Two pioneers of cool Tom Selleck and Frank Sinatra on Magnum P.I.
Here’s how the call went: “So I call Frank and I say, ‘Do you want to do our show?’ And he goes, ‘Yeah,’ and I say, ‘Well we’re going to have to write it for you, what do you want to do?’ He says, ‘I don’t know, just make sure I get to beat somebody up’.” “And then he says, ‘I’ll tell you what, I’ll do it for free, just pay my expenses.’ “Then Universal got the bill and that was $250,000.”
The premiere of Murphy Brown, 1988.
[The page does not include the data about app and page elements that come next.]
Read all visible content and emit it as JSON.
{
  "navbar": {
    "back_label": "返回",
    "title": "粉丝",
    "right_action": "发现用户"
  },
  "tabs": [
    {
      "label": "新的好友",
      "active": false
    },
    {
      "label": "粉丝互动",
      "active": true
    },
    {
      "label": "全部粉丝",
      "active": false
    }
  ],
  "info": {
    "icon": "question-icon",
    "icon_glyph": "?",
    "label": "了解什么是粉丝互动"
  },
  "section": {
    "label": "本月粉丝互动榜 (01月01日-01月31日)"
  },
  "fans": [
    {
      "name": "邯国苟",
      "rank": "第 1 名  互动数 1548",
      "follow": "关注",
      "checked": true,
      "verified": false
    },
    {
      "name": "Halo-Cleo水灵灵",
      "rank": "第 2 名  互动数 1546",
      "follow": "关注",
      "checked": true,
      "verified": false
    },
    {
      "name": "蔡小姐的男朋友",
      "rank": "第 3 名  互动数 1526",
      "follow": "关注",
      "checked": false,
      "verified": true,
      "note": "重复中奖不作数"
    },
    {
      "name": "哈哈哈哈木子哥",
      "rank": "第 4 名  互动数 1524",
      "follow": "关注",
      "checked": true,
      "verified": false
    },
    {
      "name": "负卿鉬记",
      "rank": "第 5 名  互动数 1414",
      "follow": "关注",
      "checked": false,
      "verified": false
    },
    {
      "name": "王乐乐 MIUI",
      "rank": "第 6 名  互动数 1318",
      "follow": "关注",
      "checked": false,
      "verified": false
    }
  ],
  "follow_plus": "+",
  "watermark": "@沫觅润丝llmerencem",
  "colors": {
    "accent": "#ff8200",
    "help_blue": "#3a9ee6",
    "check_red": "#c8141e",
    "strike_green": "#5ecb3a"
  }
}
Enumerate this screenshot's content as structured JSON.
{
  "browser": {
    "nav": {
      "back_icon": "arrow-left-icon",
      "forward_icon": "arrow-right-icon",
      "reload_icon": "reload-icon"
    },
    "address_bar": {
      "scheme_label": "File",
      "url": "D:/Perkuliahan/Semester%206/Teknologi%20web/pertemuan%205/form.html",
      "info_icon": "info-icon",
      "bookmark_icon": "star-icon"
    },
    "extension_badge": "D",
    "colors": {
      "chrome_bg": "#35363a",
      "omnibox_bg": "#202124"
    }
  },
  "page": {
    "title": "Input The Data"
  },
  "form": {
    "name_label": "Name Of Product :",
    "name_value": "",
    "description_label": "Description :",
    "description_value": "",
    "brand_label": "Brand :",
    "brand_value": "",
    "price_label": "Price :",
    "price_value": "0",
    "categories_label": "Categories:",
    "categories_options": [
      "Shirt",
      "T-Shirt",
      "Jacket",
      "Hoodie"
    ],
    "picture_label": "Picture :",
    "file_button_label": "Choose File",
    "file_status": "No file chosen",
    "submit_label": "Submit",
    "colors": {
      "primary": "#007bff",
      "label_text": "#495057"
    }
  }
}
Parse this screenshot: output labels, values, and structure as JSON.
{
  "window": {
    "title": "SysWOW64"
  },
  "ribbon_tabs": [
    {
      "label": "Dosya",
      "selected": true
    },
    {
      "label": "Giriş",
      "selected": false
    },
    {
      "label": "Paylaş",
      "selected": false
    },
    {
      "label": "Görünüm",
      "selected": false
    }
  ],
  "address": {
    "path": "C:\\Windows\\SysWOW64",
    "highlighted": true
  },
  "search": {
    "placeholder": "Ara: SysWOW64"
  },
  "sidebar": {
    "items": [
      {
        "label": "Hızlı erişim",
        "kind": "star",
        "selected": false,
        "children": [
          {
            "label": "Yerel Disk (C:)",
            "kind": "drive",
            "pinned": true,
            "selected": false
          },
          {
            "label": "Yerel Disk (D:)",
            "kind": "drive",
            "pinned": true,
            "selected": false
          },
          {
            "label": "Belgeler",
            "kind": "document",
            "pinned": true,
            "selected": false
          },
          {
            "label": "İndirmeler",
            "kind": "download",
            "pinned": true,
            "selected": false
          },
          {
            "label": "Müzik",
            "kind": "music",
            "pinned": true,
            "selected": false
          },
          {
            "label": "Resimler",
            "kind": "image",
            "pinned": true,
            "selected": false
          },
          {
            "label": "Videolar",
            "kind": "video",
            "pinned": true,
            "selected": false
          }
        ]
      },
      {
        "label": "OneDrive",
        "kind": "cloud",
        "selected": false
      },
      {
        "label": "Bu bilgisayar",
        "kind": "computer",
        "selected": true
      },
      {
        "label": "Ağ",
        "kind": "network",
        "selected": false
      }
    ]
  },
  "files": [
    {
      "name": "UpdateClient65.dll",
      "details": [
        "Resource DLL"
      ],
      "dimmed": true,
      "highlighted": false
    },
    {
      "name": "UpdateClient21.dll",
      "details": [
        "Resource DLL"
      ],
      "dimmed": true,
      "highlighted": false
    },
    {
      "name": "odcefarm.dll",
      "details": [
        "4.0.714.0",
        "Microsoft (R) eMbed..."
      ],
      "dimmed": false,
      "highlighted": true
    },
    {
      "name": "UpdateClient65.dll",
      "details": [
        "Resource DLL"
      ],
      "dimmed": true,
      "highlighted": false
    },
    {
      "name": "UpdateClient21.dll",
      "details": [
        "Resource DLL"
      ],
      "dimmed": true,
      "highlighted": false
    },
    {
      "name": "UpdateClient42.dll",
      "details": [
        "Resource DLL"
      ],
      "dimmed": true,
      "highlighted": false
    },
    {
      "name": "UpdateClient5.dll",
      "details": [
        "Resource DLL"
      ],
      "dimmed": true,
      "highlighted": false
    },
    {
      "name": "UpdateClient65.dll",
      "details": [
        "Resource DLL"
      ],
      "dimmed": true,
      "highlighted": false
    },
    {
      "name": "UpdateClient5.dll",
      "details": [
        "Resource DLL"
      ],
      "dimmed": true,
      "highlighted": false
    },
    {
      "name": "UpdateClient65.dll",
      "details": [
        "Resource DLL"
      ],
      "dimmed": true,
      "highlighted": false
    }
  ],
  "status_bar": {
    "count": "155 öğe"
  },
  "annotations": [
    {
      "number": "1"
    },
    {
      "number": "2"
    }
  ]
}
The iconic TV show starring Candice Bergen as an investigative reporter ran an astounding 247 episodes over 10 seasons. Although at the outset producers weren’t sold on Bergen as their lead. Executives pushed for Heather Locklear rather than Bergen and asked if the character could be returning from a spa rather than rehab. Thankfully, the creator Diane English pushed for Bergen and a less cliché story.
Rick James said Superfreak was just, “ A silly song. I just put 'Super Freak' together really quickly. I wanted a silly song that had a bit of new wave texture to it. So I just came up with this silly little lick and expounded on it.” That silly song gave James his biggest hit, reaching #16 in the US. It also featured backup vocals by The Temptations, which probably didn’t hurt.
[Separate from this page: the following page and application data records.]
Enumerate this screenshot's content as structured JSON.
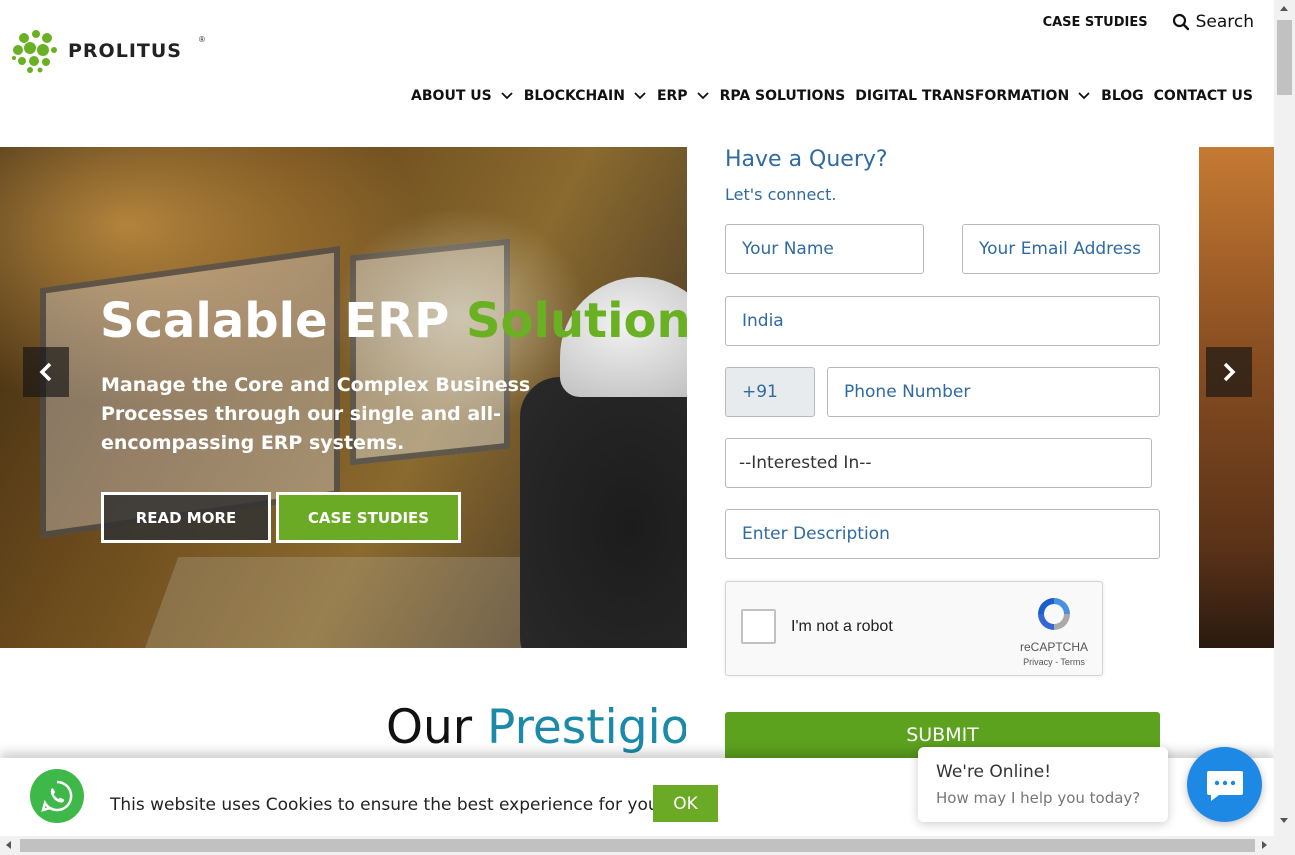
{
  "brand": {
    "name": "PROLITUS",
    "reg": "®",
    "accent": "#6ab023"
  },
  "topnav": {
    "case_studies": "CASE STUDIES",
    "search": "Search"
  },
  "mainnav": [
    {
      "label": "ABOUT US",
      "dropdown": true
    },
    {
      "label": "BLOCKCHAIN",
      "dropdown": true
    },
    {
      "label": "ERP",
      "dropdown": true
    },
    {
      "label": "RPA SOLUTIONS",
      "dropdown": false
    },
    {
      "label": "DIGITAL TRANSFORMATION",
      "dropdown": true
    },
    {
      "label": "BLOG",
      "dropdown": false
    },
    {
      "label": "CONTACT US",
      "dropdown": false
    }
  ],
  "hero": {
    "title_main": "Scalable ERP ",
    "title_accent": "Solution",
    "description": "Manage the Core and Complex Business Processes through our single and all-encompassing ERP systems.",
    "read_more": "READ MORE",
    "case_studies": "CASE STUDIES"
  },
  "form": {
    "title": "Have a Query?",
    "subtitle": "Let's connect.",
    "name_placeholder": "Your Name",
    "email_placeholder": "Your Email Address",
    "country": "India",
    "phone_code": "+91",
    "phone_placeholder": "Phone Number",
    "interest": "--Interested In--",
    "description_placeholder": "Enter Description",
    "captcha_label": "I'm not a robot",
    "captcha_brand": "reCAPTCHA",
    "captcha_terms": "Privacy - Terms",
    "submit": "SUBMIT"
  },
  "section": {
    "heading_main": "Our ",
    "heading_accent": "Prestigious"
  },
  "cookie": {
    "text": "This website uses Cookies to ensure the best experience for you.",
    "ok": "OK"
  },
  "chat": {
    "status": "We're Online!",
    "prompt": "How may I help you today?"
  }
}
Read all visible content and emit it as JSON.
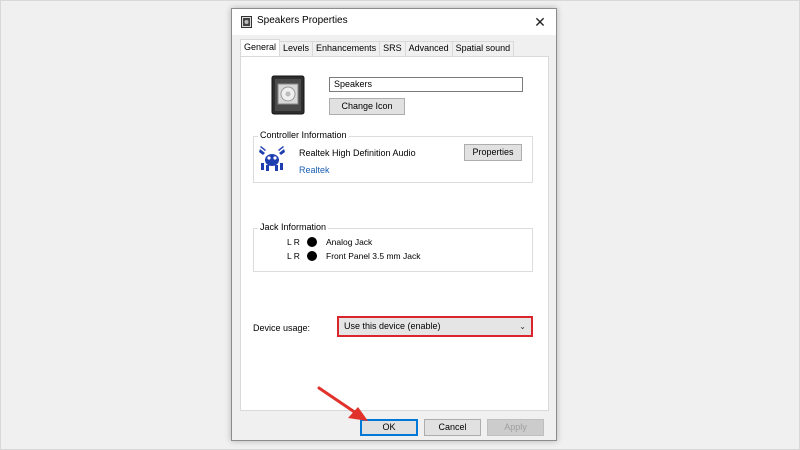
{
  "window": {
    "title": "Speakers Properties",
    "close_glyph": "✕"
  },
  "tabs": [
    {
      "label": "General",
      "active": true
    },
    {
      "label": "Levels"
    },
    {
      "label": "Enhancements"
    },
    {
      "label": "SRS"
    },
    {
      "label": "Advanced"
    },
    {
      "label": "Spatial sound"
    }
  ],
  "general": {
    "device_name": "Speakers",
    "change_icon_label": "Change Icon"
  },
  "controller": {
    "group_label": "Controller Information",
    "name": "Realtek High Definition Audio",
    "vendor_link": "Realtek",
    "properties_label": "Properties"
  },
  "jack": {
    "group_label": "Jack Information",
    "rows": [
      {
        "channels": "L R",
        "name": "Analog Jack"
      },
      {
        "channels": "L R",
        "name": "Front Panel 3.5 mm Jack"
      }
    ]
  },
  "device_usage": {
    "label": "Device usage:",
    "selected": "Use this device (enable)"
  },
  "footer": {
    "ok_label": "OK",
    "cancel_label": "Cancel",
    "apply_label": "Apply"
  },
  "colors": {
    "highlight": "#d9252b",
    "arrow": "#e0312a",
    "link": "#1a5fb4",
    "focus": "#0078d7"
  }
}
The Clash in Asbury Park, 1982
“The Only Band That Matters” paved the way for a litany of punk rock groups with their experimental and incredibly popular “London Calling” third album. In an industry first, starting with that iconic album, they insisted that their albums be sold at lower than industry standard prices. And to think that these trailblazers were once arrested for stealing pillow cases, of all things in Newcastle.
Willem Dafoe in 1981.
In this picture the eccentric actor embodied “cool” of the ‘80s. But Dafoe’s brand of cool also bordered on outlandish. For example, he apparently was kicked out of high school for participating in an adult film. As he said of the experience, "I was just a young boy in Wisconsin - anything to get out of there.” He also needed a stand-in in the film “Antichrist” because his, um, manhood was too large. As the director said, “too big because everybody got very confused when they saw it.”
When it comes to Reynolds, he said it better than anyone. “My movies were the kind they show in prisons and airplanes, because nobody can leave.” “People don't understand the analogy of football and acting, but there's a great deal of it that's the same. You get dressed in the room, and you think you've got it all prepared, and later on in the game you wish you had put on more pads 'cause they're just kicking the hell out of you. God almighty, I've been beat up by the best.” And “I can sing as well as Fred Astaire can act.”